The organizational charts of the 1920s often indicated that marketing’s role was to represent the customer. In 2004, the American Marketing Association redefine marketing as “an organizational function and a set of processes for creating, communicating and delivering value to customers and for managing customer relationships in ways that benefit the organization and its stakeholders.” Marketing’s job is to create customer value, engagement, satisfaction and loyalty. Marketing serves as the stand-in for the customer, informing product development and other functions of what customers want and need. Essentially, marketing serves as the “voice of the customer” and is responsible for developing and implementing the processes used to capture the customer requirements so the company is able to provide customers with the best in class service/product quality.
Today, customers are more empowered than ever and are taking control of how, when and where they consume. This is translating into customers who are less brand-loyal, less trusting, and prefer to get information from personal research, friends and product specialists. These changes have significant implications to businesses and marketing: changes in marketing mix, messaging and general approach to customer interaction. In addition, commoditization, the Internet, mobility and virtualization are contributing to a transformation that is impacting companies on are variety of fronts, including product development.
The ability to develop products and services that offer fresh ideas and are relevant to customers is no easy task. As a result few businesses get it right and new products suffer a high mortality rate. Insights into the customer are essential to ensuring product success. New product development depends on synthesizing the knowledge of what is needed in the market and the knowledge of how to create a product to meet these needs. As the keeper of customer intelligence, marketing has an opportunity to positively impact innovation and new product/service development. By transforming customer insights into business insights marketing can then use these insights to drive innovation. The creation of new products and services to meet the needs of customers provides the basic ingredient for growing shareholder value. A quote often attributed to Peter Drucker articulates the value of marketing and innovation, “Because its purpose is to create a customer, the business has two basic
functions: marketing and innovation. Marketing and innovation produce results, all the rest are costs.”
Long-term corporate success is linked to the ability to innovate.
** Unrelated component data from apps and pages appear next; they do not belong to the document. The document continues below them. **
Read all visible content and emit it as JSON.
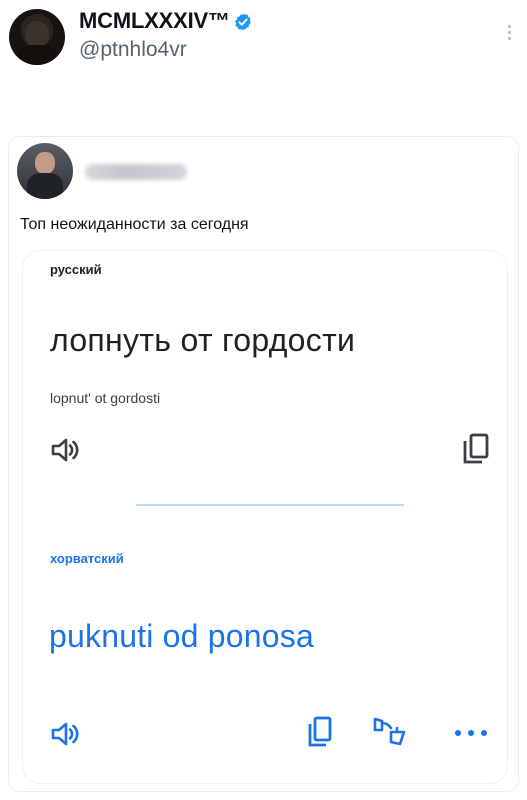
{
  "author": {
    "display_name": "MCMLXXXIV™",
    "handle": "@ptnhlo4vr",
    "verified": true
  },
  "quoted_post": {
    "text": "Топ неожиданности за сегодня"
  },
  "translate": {
    "source_language": "русский",
    "source_text": "лопнуть от гордости",
    "transliteration": "lopnut' ot gordosti",
    "target_language": "хорватский",
    "target_text": "puknuti od ponosa"
  },
  "colors": {
    "verified_blue": "#1d9bf0",
    "translate_blue": "#1a73e8"
  },
  "icons": [
    "verified-badge-icon",
    "more-options-icon",
    "speaker-icon",
    "copy-icon",
    "feedback-icon",
    "more-horizontal-icon"
  ]
}
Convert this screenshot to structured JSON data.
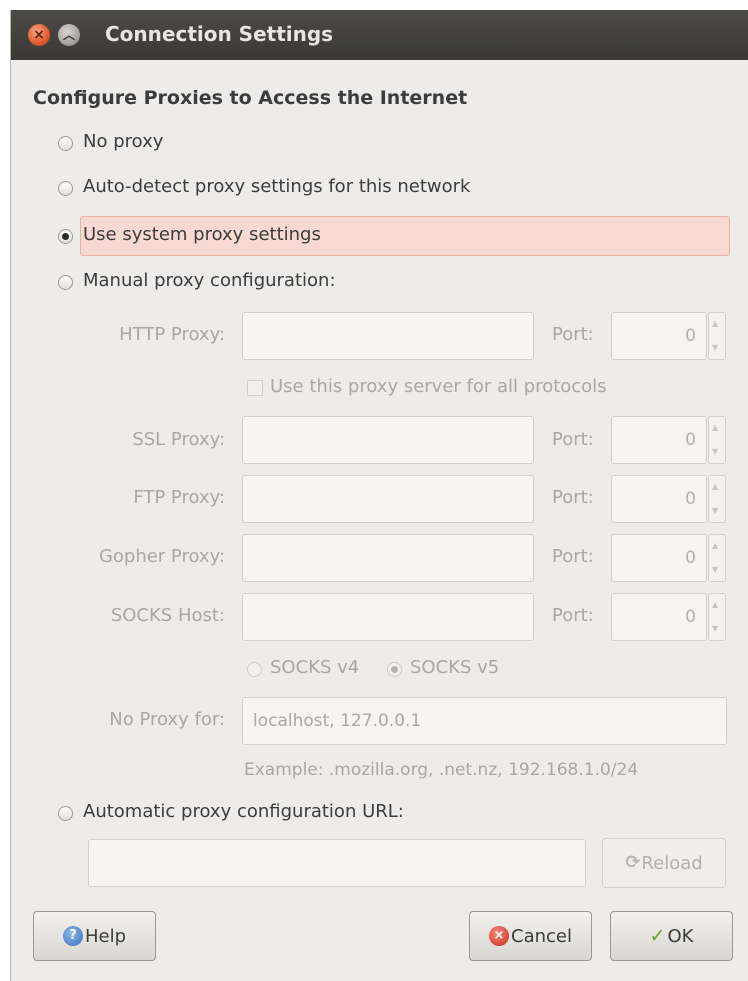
{
  "window": {
    "title": "Connection Settings"
  },
  "heading": "Configure Proxies to Access the Internet",
  "options": {
    "no_proxy": "No proxy",
    "auto_detect": "Auto-detect proxy settings for this network",
    "use_system": "Use system proxy settings",
    "manual": "Manual proxy configuration:",
    "auto_url": "Automatic proxy configuration URL:",
    "selected": "use_system"
  },
  "manual": {
    "http_label": "HTTP Proxy:",
    "http_value": "",
    "use_same_label": "Use this proxy server for all protocols",
    "ssl_label": "SSL Proxy:",
    "ftp_label": "FTP Proxy:",
    "gopher_label": "Gopher Proxy:",
    "socks_label": "SOCKS Host:",
    "port_label": "Port:",
    "ports": {
      "http": "0",
      "ssl": "0",
      "ftp": "0",
      "gopher": "0",
      "socks": "0"
    },
    "socks_v4": "SOCKS v4",
    "socks_v5": "SOCKS v5",
    "socks_selected": "v5",
    "no_proxy_label": "No Proxy for:",
    "no_proxy_value": "localhost, 127.0.0.1",
    "example": "Example: .mozilla.org, .net.nz, 192.168.1.0/24"
  },
  "auto_url": {
    "value": "",
    "reload_label": "Reload"
  },
  "buttons": {
    "help": "Help",
    "cancel": "Cancel",
    "ok": "OK"
  },
  "colors": {
    "titlebar": "#3c3b37",
    "highlight": "#f7d9d1",
    "close": "#e05a2a"
  }
}
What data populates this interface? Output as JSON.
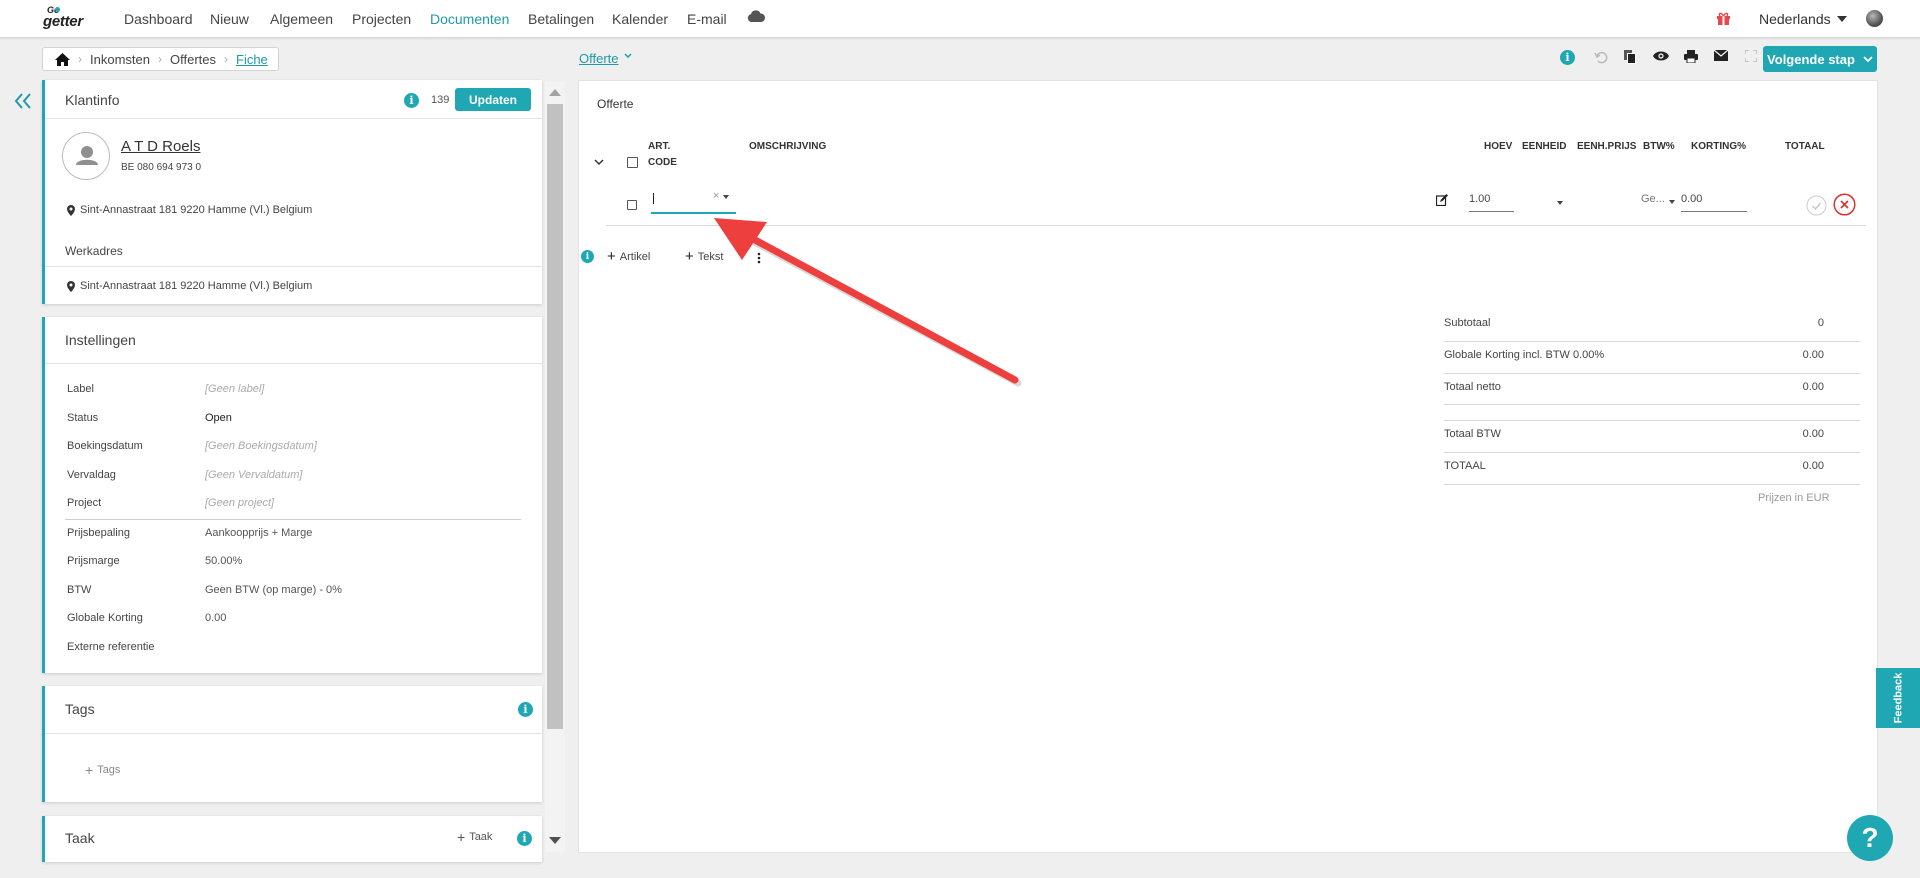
{
  "brand": {
    "logo_small": "Go",
    "logo_main": "getter",
    "accent": "#1fa8b3",
    "brand_color": "#1f9aa6",
    "danger": "#e0302a"
  },
  "nav": {
    "items": [
      "Dashboard",
      "Nieuw",
      "Algemeen",
      "Projecten",
      "Documenten",
      "Betalingen",
      "Kalender",
      "E-mail"
    ],
    "active": "Documenten",
    "language": "Nederlands"
  },
  "breadcrumb": [
    "Inkomsten",
    "Offertes",
    "Fiche"
  ],
  "doc_type": "Offerte",
  "toolbar": {
    "next_step_label": "Volgende stap"
  },
  "klantinfo": {
    "title": "Klantinfo",
    "count": "139",
    "update_label": "Updaten",
    "name": "A T D Roels",
    "vat": "BE 080 694 973 0",
    "address": "Sint-Annastraat 181 9220 Hamme (Vl.) Belgium",
    "werkadres_label": "Werkadres",
    "werkadres": "Sint-Annastraat 181 9220 Hamme (Vl.) Belgium"
  },
  "instellingen": {
    "title": "Instellingen",
    "rows": [
      {
        "label": "Label",
        "value": "[Geen label]"
      },
      {
        "label": "Status",
        "value": "Open"
      },
      {
        "label": "Boekingsdatum",
        "value": "[Geen Boekingsdatum]"
      },
      {
        "label": "Vervaldag",
        "value": "[Geen Vervaldatum]"
      },
      {
        "label": "Project",
        "value": "[Geen project]"
      },
      {
        "label": "Prijsbepaling",
        "value": "Aankoopprijs + Marge"
      },
      {
        "label": "Prijsmarge",
        "value": "50.00%"
      },
      {
        "label": "BTW",
        "value": "Geen BTW (op marge) - 0%"
      },
      {
        "label": "Globale Korting",
        "value": "0.00"
      },
      {
        "label": "Externe referentie",
        "value": ""
      }
    ]
  },
  "tags": {
    "title": "Tags",
    "add_label": "Tags"
  },
  "taak": {
    "title": "Taak",
    "add_label": "Taak"
  },
  "offerte": {
    "title": "Offerte",
    "columns": {
      "art1": "ART.",
      "art2": "CODE",
      "omschrijving": "OMSCHRIJVING",
      "hoev": "HOEV",
      "eenheid": "EENHEID",
      "eenhprijs": "EENH.PRIJS",
      "btw": "BTW%",
      "korting": "KORTING%",
      "totaal": "TOTAAL"
    },
    "line": {
      "art_code": "",
      "hoev": "1.00",
      "btw": "Ge...",
      "korting": "0.00"
    },
    "add_artikel": "Artikel",
    "add_tekst": "Tekst",
    "totals": [
      {
        "label": "Subtotaal",
        "value": "0"
      },
      {
        "label": "Globale Korting incl. BTW 0.00%",
        "value": "0.00"
      },
      {
        "label": "Totaal netto",
        "value": "0.00"
      },
      {
        "label": "Totaal BTW",
        "value": "0.00"
      },
      {
        "label": "TOTAAL",
        "value": "0.00"
      }
    ],
    "currency_note": "Prijzen in EUR"
  },
  "feedback_label": "Feedback",
  "help_label": "?"
}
Although corporate investment in incremental improvements and innovation to existing products and processes does bring growth, it is new game changing breakthroughs that will launch companies into new markets, enable rapid growth, provide a platform for long-term growth, and create high return on investment.
Yet in many companies, marketing is disenfranchised from the product development process being relegated to the role of sending out a press release and coordinating a new product launch event. As the organization with the primary responsibility for segmenting the market, selecting the right target markets, defining the value proposition and communicating the value to the target markets, we are responsible for capturing, analyzing, and quantifying the data about who will buy. Marketing needs to understand not only who will buy but how many they will buy, why they buy, and when specific markets will buy. These are the insights the organization depends on from Marketing. These insights not only make or break a new product, they can make or break a company. It is time for marketing executives and professionals to step into a leadership role related to innovation.
Marketing plays a central role in translating customer information into new products and then positioning these products in the market. New products/services are the way companies respond to changing customer preferences and dynamic competition. Changing customer needs require that companies innovate to satisfying and meet these changing customer needs. Because marketing is responsible for identifying customer needs, marketing needs to step up and take a leadership role in the innovation process. And some CMOs realize they need to do just that. At the recent Red Herring CMO Summit, they presented the results of their annual CMO study. The study revealed that CMOs acknowledge they have a responsibility for innovation not just selling.
Various studies have shown that in companies where marketing and R&D communicate and cooperate have enhanced new product performance. Studies done in 1987 by Ruekert and Walker, in 1993 by Song and Parry, and in 1988 by Souder found that marketing’s participation in the new product development process and its integration with other functional groups such as research and development are among the most important factors affecting new product success. Marketing’s ability to influence new product development is a key ingredient. A 1999 study of 114 hi-tech companies in China found that marketing plays an important and influential role in positively impacting new product performance and the timeliness of development.
Where do you start if you want to lead the innovation charge? Marketing needs to help the organization spot new trends and then quickly leverage them into opportunities. If you decide to go on this journey, you will need marketing metrics tied to speed and innovation that show the impact on marketing. Marketing organization’s should include at least six metrics on their executive dashboard around innovation and speed within the context of comparing your company’s performance with that of industry peers marketing organizations:
1. Rate of customer acquisition compared with industry peers
2. Rate of profitable customer growth compared with industry peers
3. Rate of Growth compared to industry peers
4. Rate of product adoption
5. Rate of new product success
6. Time to market and revenue
Innovation in new product development and new ways for the company to enrich the customer experience presents marketing with an opportunity to play a role in helping strategically grow the company.
Departments like product development and marketing are not separate independent areas. They are instead like our right and left hands. Working separately they are clumsily and ineffective.
However working together the two hands can create many wonderful things.